**ABOUT THIS TASK**
Print each entry again exactly as written, and keep the pictures out.

Entries from a dataset of interfaces:
━━━━━━━━━━

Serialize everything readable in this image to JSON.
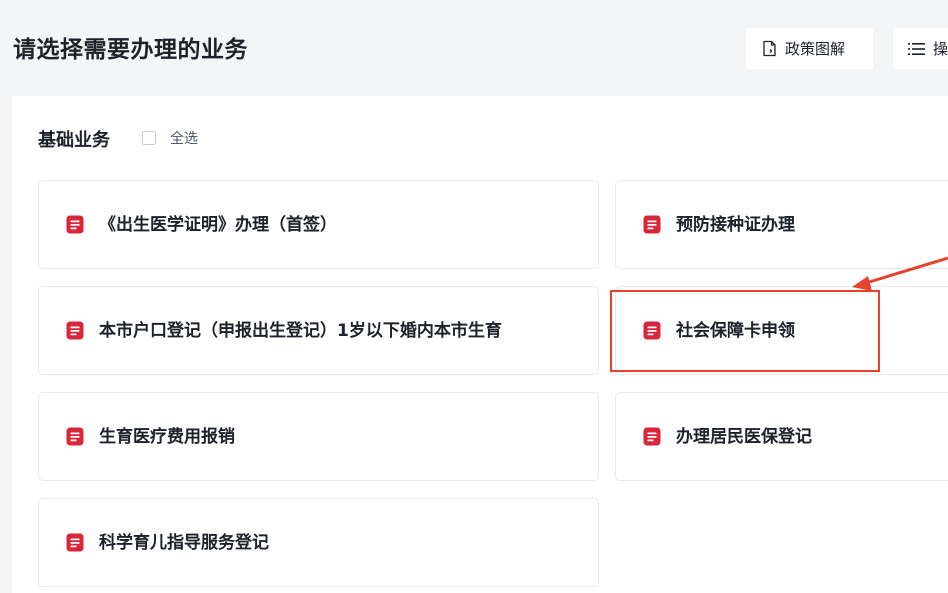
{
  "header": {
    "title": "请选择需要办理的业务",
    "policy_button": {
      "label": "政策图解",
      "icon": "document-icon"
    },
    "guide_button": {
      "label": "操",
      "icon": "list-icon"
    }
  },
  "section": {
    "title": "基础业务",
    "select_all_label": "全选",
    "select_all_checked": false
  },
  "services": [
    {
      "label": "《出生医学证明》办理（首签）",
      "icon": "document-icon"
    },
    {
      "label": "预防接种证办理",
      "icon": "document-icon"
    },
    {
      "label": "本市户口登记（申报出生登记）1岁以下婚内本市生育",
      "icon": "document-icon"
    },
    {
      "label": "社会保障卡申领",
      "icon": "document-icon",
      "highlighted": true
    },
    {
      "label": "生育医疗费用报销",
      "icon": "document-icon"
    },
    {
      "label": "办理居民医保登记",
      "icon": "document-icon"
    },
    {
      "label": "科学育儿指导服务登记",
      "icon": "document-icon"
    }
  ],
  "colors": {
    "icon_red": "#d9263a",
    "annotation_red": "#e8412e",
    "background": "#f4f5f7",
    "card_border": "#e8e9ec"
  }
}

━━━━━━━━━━

**ANSWER SPACE**
Serialize everything readable in this image to JSON.
{
  "header": {
    "title": "请选择需要办理的业务",
    "policy_button": {
      "label": "政策图解",
      "icon": "document-icon"
    },
    "guide_button": {
      "label": "操",
      "icon": "list-icon"
    }
  },
  "section": {
    "title": "基础业务",
    "select_all_label": "全选",
    "select_all_checked": false
  },
  "services": [
    {
      "label": "《出生医学证明》办理（首签）",
      "icon": "document-icon"
    },
    {
      "label": "预防接种证办理",
      "icon": "document-icon"
    },
    {
      "label": "本市户口登记（申报出生登记）1岁以下婚内本市生育",
      "icon": "document-icon"
    },
    {
      "label": "社会保障卡申领",
      "icon": "document-icon",
      "highlighted": true
    },
    {
      "label": "生育医疗费用报销",
      "icon": "document-icon"
    },
    {
      "label": "办理居民医保登记",
      "icon": "document-icon"
    },
    {
      "label": "科学育儿指导服务登记",
      "icon": "document-icon"
    }
  ],
  "colors": {
    "icon_red": "#d9263a",
    "annotation_red": "#e8412e",
    "background": "#f4f5f7",
    "card_border": "#e8e9ec"
  }
}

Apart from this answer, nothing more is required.